This creamy cornbread pudding is made from scratch requiring minimal effort and only a short amount of time to make. It’s a classic dish that never fades out of style and is perfect all year round.
Pardon me while I do my absolute best worst impression of a Voltaire drunk upon Senecan Cynicism, but this is what went through my mind as I prepared today’s recipe.
The idea of ‘slowing down’ is seemingly antithetical to modern life. We are constantly in pursuit of speed, of ‘more’ illusory activity, of ever greater quantities of ‘electronic circuses’ as we glut upon the ‘Bread of Likes,’ as if we were plugged into a dystopic ‘Roman Matrix,’ all whilst willingly starving upon a diet of chronically isolating ‘Social Media.’ Indeed, the whole of our digital existence seems founded irreparably upon the premise of racing towards cyber-nothingness. ‘Life Experiences’ have been replaced by vicarious living through staged ‘Social Stories,’ while ‘Social Grace’ or ‘Standing’ has become a competition for ‘smashed like buttons,’ all while we strive to accumulate ‘Friends’ we simply do not know as if they were trophies upon a digital shelf of meaningless electronic trinkets.
Indeed, in this world of screens, our glucose-fueled brains of grey matter attempt to race through wires at the speed of electric thought as the whole of modern existence descends into a bizarre vicariousness set to ‘The Speed of Nothingness.’

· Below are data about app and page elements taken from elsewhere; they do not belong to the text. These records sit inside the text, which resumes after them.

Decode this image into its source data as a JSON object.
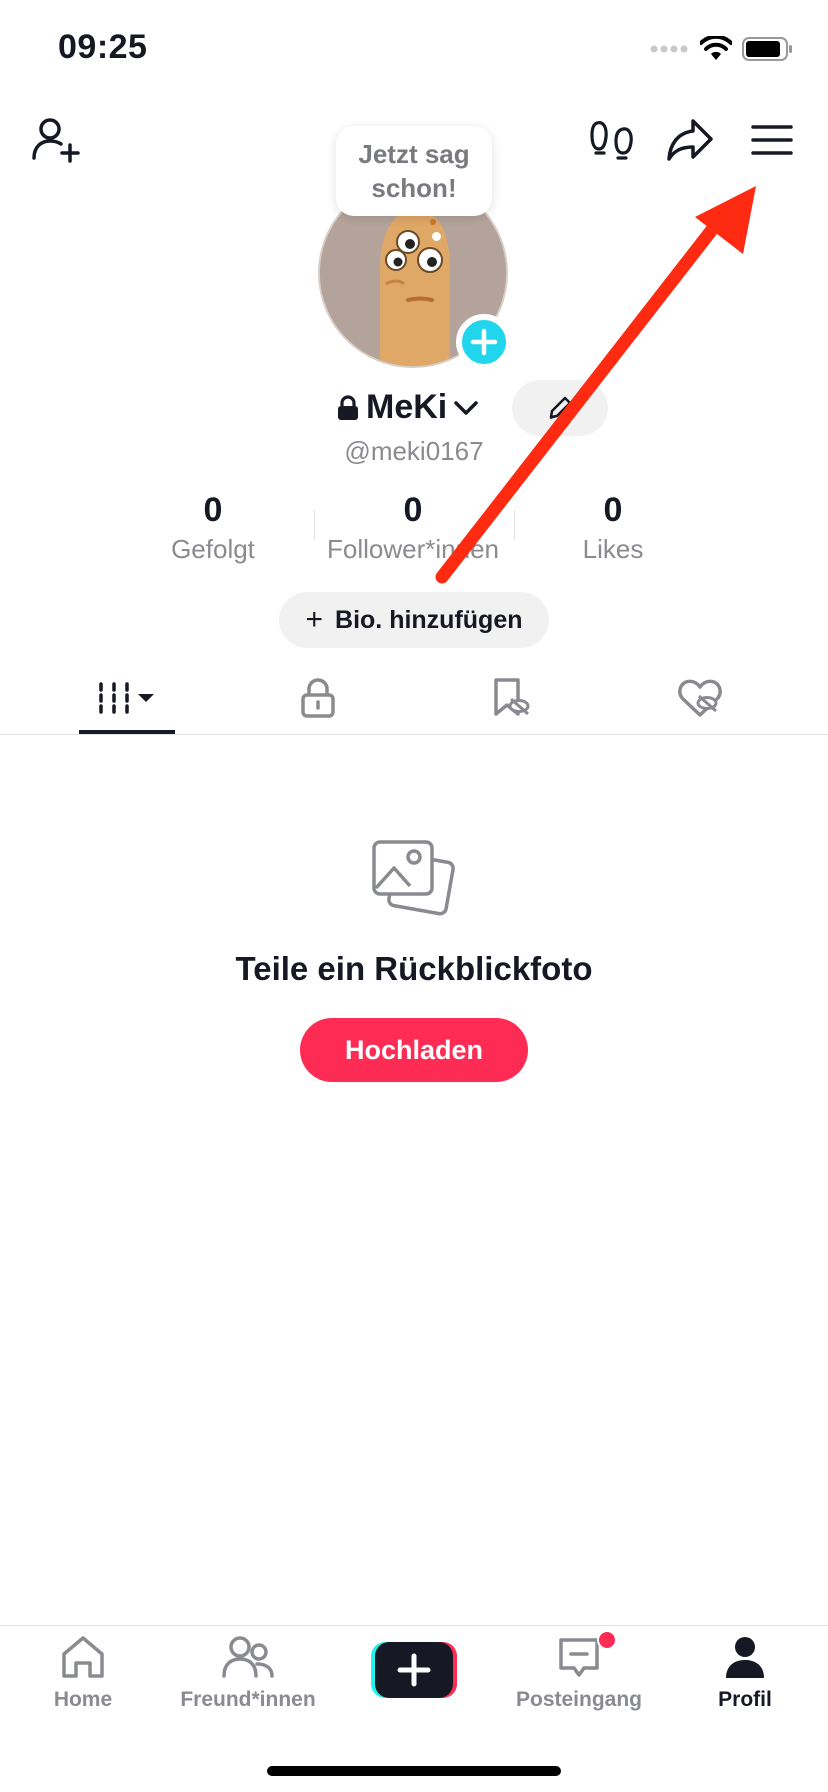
{
  "status_bar": {
    "time": "09:25"
  },
  "bubble": {
    "line1": "Jetzt sag",
    "line2": "schon!"
  },
  "profile": {
    "name": "MeKi",
    "handle": "@meki0167"
  },
  "stats": [
    {
      "value": "0",
      "label": "Gefolgt"
    },
    {
      "value": "0",
      "label": "Follower*innen"
    },
    {
      "value": "0",
      "label": "Likes"
    }
  ],
  "bio_button": {
    "label": "Bio. hinzufügen",
    "plus": "+"
  },
  "empty_state": {
    "title": "Teile ein Rückblickfoto",
    "button": "Hochladen"
  },
  "bottom_nav": [
    {
      "label": "Home",
      "icon": "home-icon"
    },
    {
      "label": "Freund*innen",
      "icon": "friends-icon"
    },
    {
      "label": "",
      "icon": "create-icon"
    },
    {
      "label": "Posteingang",
      "icon": "inbox-icon"
    },
    {
      "label": "Profil",
      "icon": "profile-icon"
    }
  ],
  "colors": {
    "accent": "#fe2c55",
    "cyan": "#20d5ec",
    "arrow": "#ff2a12"
  }
}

And so, while I would like to implore my readers to try and ‘slow down,’ or to try and ‘disconnect,’ to do so is to deny the very nature of modern life. It is a near impossibility. And so, instead, I would invite you to merely ‘imagine’ slowing down, to imagine a life lived at the pace of ‘Flesh and Spirit,’ as opposed to what we have today.
Certain cuisines embody that ‘human pace,’ idyllic Greek beaches of sapphire water enjoyed over plates of mezes, Sunday dinners lingered about over quintessential Italian sauces, and those items that best embody ‘Southern Charm.’
Our Cornbread Pudding is one of those items. It’s the sort of recipe that you want to ‘slow down’ with, whose hardy texture, ‘homey’ seasoning, an invitation to ‘soulful’ eating is nigh irresistible and undeniable.
Today’s recipe is completely from scratch. No creamed corn with a year-long shelf life, unnatural additives, etc…you get the picture. We’re using fresh, locally grown corn, full-fat wholesome cream, a bit of sour cream as well for good measure, Parmesan cheese, homemade breadcrumbs, and a simple seasoning base. Sounds like a lot, but it’s a simple recipe, rich and full of that full flavor we all love. I baked mine in a skillet, then finished it off with a drizzle of honey before serving.
Living the Gourmet
10 minPrep Time
20 minCook Time
30 minTotal Time
5 based on 18 review(s)
- ½ loaf Italian bread, Baguette, or any day old loaf you have on hand will do
- Kosher Salt to taste
- Olive Oil
- 2 cups homemade breadcrumbs (see recipe above)
- ½ cup cornmeal
- 2 teaspoon baking powder
- Salt and Pepper to taste
- 1 teaspoon garlic powder
- ½ cup Parmesan cheese, grated
- 2 eggs
- 1 cup heavy cream
- ½ sour cream
- ½ onion
- 4 tablespoons butter
- 2 cups fresh corn
- Honey, for serving
- Preheat oven to 350 degrees F.
- Cube half a loaf of bread and lay out evenly on a baking sheet. Drizzle with olive oil and sprinkle with salt. Bake for about 8-10 minutes until the bread cubes are crispy and slightly golden.
- In a large bowl, whisk together cornmeal, baking powder, garlic powder, salt and pepper. Set aside.
- In the medium-sized cast iron pan, melt butter, and sweat the chopped onion. Turn the heat off and set aside.
- In another large bowl whisk eggs, cream and sour cream until well combined. Add the sauteed onion and cornmeal mix. Next fold in the toasted bread and the fresh corn.
- Return the mixture to the cast iron pan, making sure to butter the cast iron well beforehand.
- Bake for 20-25 minutes or until the it has set and is golden around the edges.
- Serve while warm with honey if desired.
Now, ‘slow down’ and enjoy with love, friends.